One thing I found very surprising about the LED driver that came with the sign was that it was not just two separate LED drivers for the walk and stop signals.  One of the two lines was power for the entire sign, and the second line was a latch that switched from the hand to the walk signal.  This means to go from the hand to the walk only requires pulsing the latch line, but there is no way to go from the walk signal back to the hand without completely removing power from the sign (watch a walk signal the next time you're out; you'll see that it always turns the walk off, then starts blinking the hand.).

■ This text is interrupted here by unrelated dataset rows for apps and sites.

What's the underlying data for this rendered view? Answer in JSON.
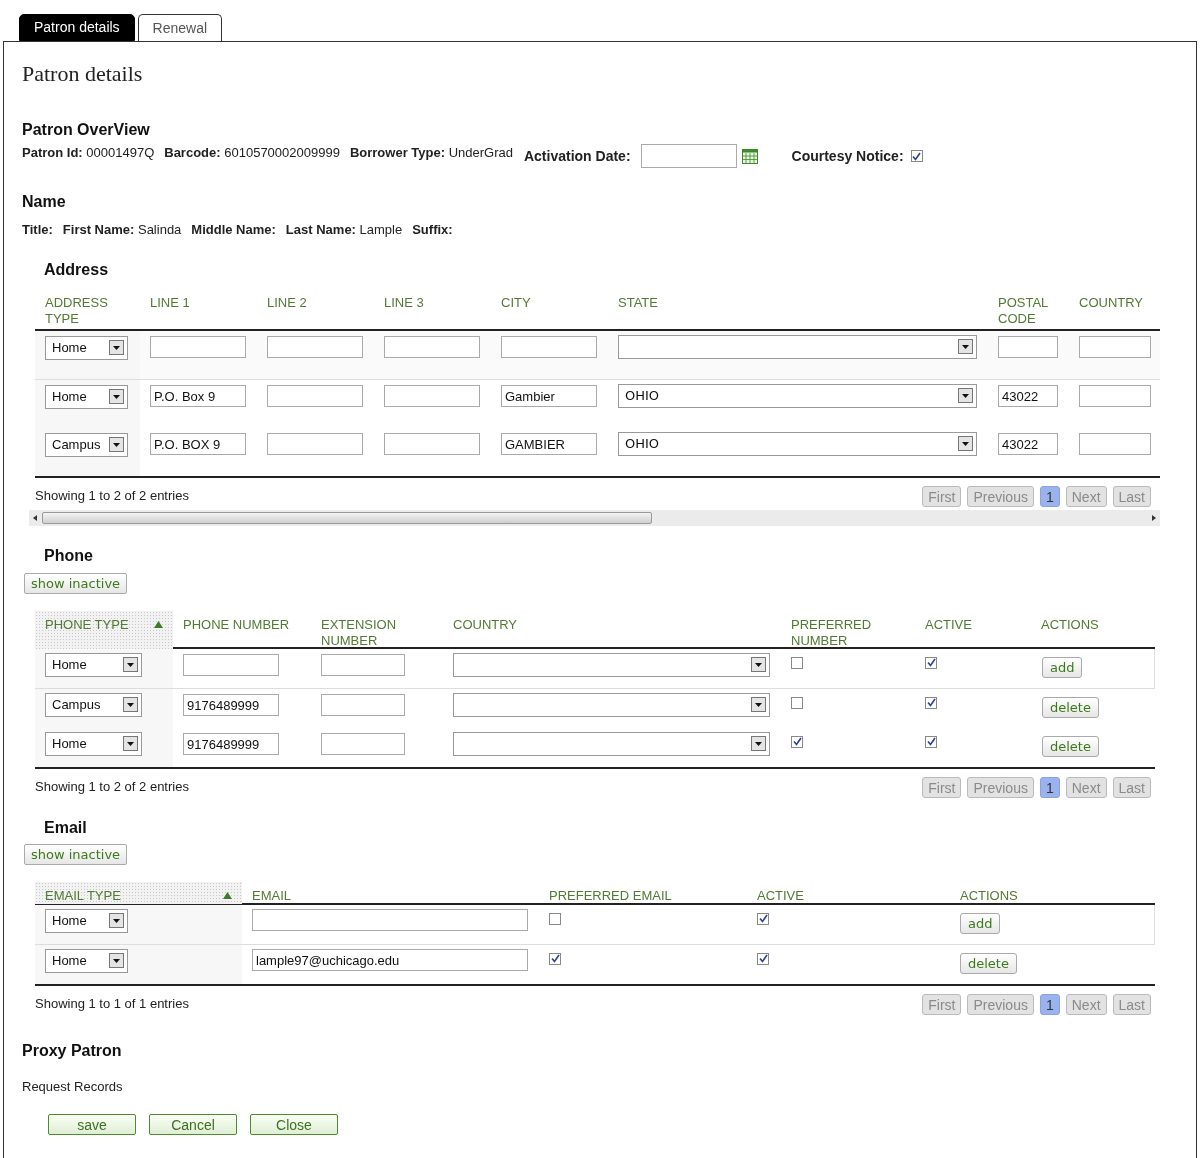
{
  "tabs": [
    {
      "label": "Patron details",
      "selected": true
    },
    {
      "label": "Renewal",
      "selected": false
    }
  ],
  "page_title": "Patron details",
  "overview": {
    "heading": "Patron OverView",
    "fields": [
      {
        "label": "Patron Id:",
        "value": "00001497Q"
      },
      {
        "label": "Barcode:",
        "value": "6010570002009999"
      },
      {
        "label": "Borrower Type:",
        "value": "UnderGrad"
      }
    ],
    "activation_label": "Activation Date:",
    "courtesy": {
      "label": "Courtesy Notice:",
      "checked": true
    }
  },
  "name": {
    "heading": "Name",
    "fields": [
      {
        "label": "Title:"
      },
      {
        "label": "First Name:",
        "value": "Salinda"
      },
      {
        "label": "Middle Name:"
      },
      {
        "label": "Last Name:",
        "value": "Lample"
      },
      {
        "label": "Suffix:"
      }
    ]
  },
  "address": {
    "heading": "Address",
    "columns": [
      "ADDRESS TYPE",
      "LINE 1",
      "LINE 2",
      "LINE 3",
      "CITY",
      "STATE",
      "POSTAL CODE",
      "COUNTRY"
    ],
    "rows": [
      {
        "kind": "new",
        "address_type": "Home"
      },
      {
        "kind": "entry",
        "address_type": "Home",
        "line_1": "P.O. Box 9",
        "city": "Gambier",
        "state": "OHIO",
        "postal_code": "43022"
      },
      {
        "kind": "entry",
        "address_type": "Campus",
        "line_1": "P.O. BOX 9",
        "city": "GAMBIER",
        "state": "OHIO",
        "postal_code": "43022"
      }
    ],
    "info": "Showing 1 to 2 of 2 entries",
    "pager": [
      {
        "kind": "nav",
        "label": "First",
        "disabled": true
      },
      {
        "kind": "nav",
        "label": "Previous",
        "disabled": true
      },
      {
        "kind": "page",
        "label": "1",
        "selected": true
      },
      {
        "kind": "nav",
        "label": "Next",
        "disabled": true
      },
      {
        "kind": "nav",
        "label": "Last",
        "disabled": true
      }
    ]
  },
  "phone": {
    "heading": "Phone",
    "show_inactive": "show inactive",
    "columns": [
      {
        "label": "PHONE TYPE",
        "sorted": true
      },
      {
        "label": "PHONE NUMBER",
        "sorted": false
      },
      {
        "label": "EXTENSION NUMBER",
        "sorted": false
      },
      {
        "label": "COUNTRY",
        "sorted": false
      },
      {
        "label": "PREFERRED NUMBER",
        "sorted": false
      },
      {
        "label": "ACTIVE",
        "sorted": false
      },
      {
        "label": "ACTIONS",
        "sorted": false
      }
    ],
    "rows": [
      {
        "kind": "new",
        "phone_type": "Home",
        "preferred": false,
        "active": true,
        "action": "add"
      },
      {
        "kind": "entry",
        "phone_type": "Campus",
        "phone_number": "9176489999",
        "preferred": false,
        "active": true,
        "action": "delete"
      },
      {
        "kind": "entry",
        "phone_type": "Home",
        "phone_number": "9176489999",
        "preferred": true,
        "active": true,
        "action": "delete"
      }
    ],
    "info": "Showing 1 to 2 of 2 entries",
    "pager": [
      {
        "kind": "nav",
        "label": "First",
        "disabled": true
      },
      {
        "kind": "nav",
        "label": "Previous",
        "disabled": true
      },
      {
        "kind": "page",
        "label": "1",
        "selected": true
      },
      {
        "kind": "nav",
        "label": "Next",
        "disabled": true
      },
      {
        "kind": "nav",
        "label": "Last",
        "disabled": true
      }
    ]
  },
  "email": {
    "heading": "Email",
    "show_inactive": "show inactive",
    "columns": [
      {
        "label": "EMAIL TYPE",
        "sorted": true
      },
      {
        "label": "EMAIL",
        "sorted": false
      },
      {
        "label": "PREFERRED EMAIL",
        "sorted": false
      },
      {
        "label": "ACTIVE",
        "sorted": false
      },
      {
        "label": "ACTIONS",
        "sorted": false
      }
    ],
    "rows": [
      {
        "kind": "new",
        "email_type": "Home",
        "preferred": false,
        "active": true,
        "action": "add"
      },
      {
        "kind": "entry",
        "email_type": "Home",
        "email": "lample97@uchicago.edu",
        "preferred": true,
        "active": true,
        "action": "delete"
      }
    ],
    "info": "Showing 1 to 1 of 1 entries",
    "pager": [
      {
        "kind": "nav",
        "label": "First",
        "disabled": true
      },
      {
        "kind": "nav",
        "label": "Previous",
        "disabled": true
      },
      {
        "kind": "page",
        "label": "1",
        "selected": true
      },
      {
        "kind": "nav",
        "label": "Next",
        "disabled": true
      },
      {
        "kind": "nav",
        "label": "Last",
        "disabled": true
      }
    ]
  },
  "proxy": {
    "heading": "Proxy Patron",
    "text": "Request Records"
  },
  "buttons": [
    "save",
    "Cancel",
    "Close"
  ]
}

Parts list:
  • 1 GE cross walk signal ($10 at Weird Stuff in Sunnyvale)
  • 5V power supply scavenged from an old cell phone charger
  • ATTiny85 (flash space is probably overkill, but it's the smallest AVR I had. A tiny25 would probably work) (Digikey $2.26)
  • 2x >=400V optoisolated TRIACs (MOC3063 - Digikey $0.74)
  • 1x >=400V 10A power TRIAC (overkill, for 6W of LEDs) (Q4010R5 - Digikey $2.26)
  • 2x 1k resistor

He really appreciate it, and it was a nice finish to the long lasting mark I left at that internship...


  1. Kenneth, I just bought a crosswalk signal and have a million questions. I can purchase the other necessary parts, but then what do I do? Understand I work as a fireman... so borderline retarded when it comes to this computer circuit board stuff. What is all the stuff in the white box above? What do I do to relate that into what I am doing with the signal? Thanks so much. Tom 720-261-0774

  2. Hi Kenneth, great post! I also bought a crosswalk signal, but mine is an older one with 2 separate 120V bulbs (like this No logic controller was inside the housing. Any recommendations on where to start? I understand all your logic for controllers, just not sure how I would use it to control a higher voltage. Thanks!

    1. My circuit is already set up to switch 120V, so really, your case is simpler because you don't need to out-smart the on-board logic. Just copy the upper 120VAC switching circuit for both bulbs.

  3. I picked up a couple of these yesterday from Weird Stuff and mine (at least the one I'm playing with right now) seem to be different than yours. The red wire simply controls the hand and the brown controls the man. Trying to use one as power and the other as a latch started to make the magic smoke come out. Mine only wants one of them hot at a time.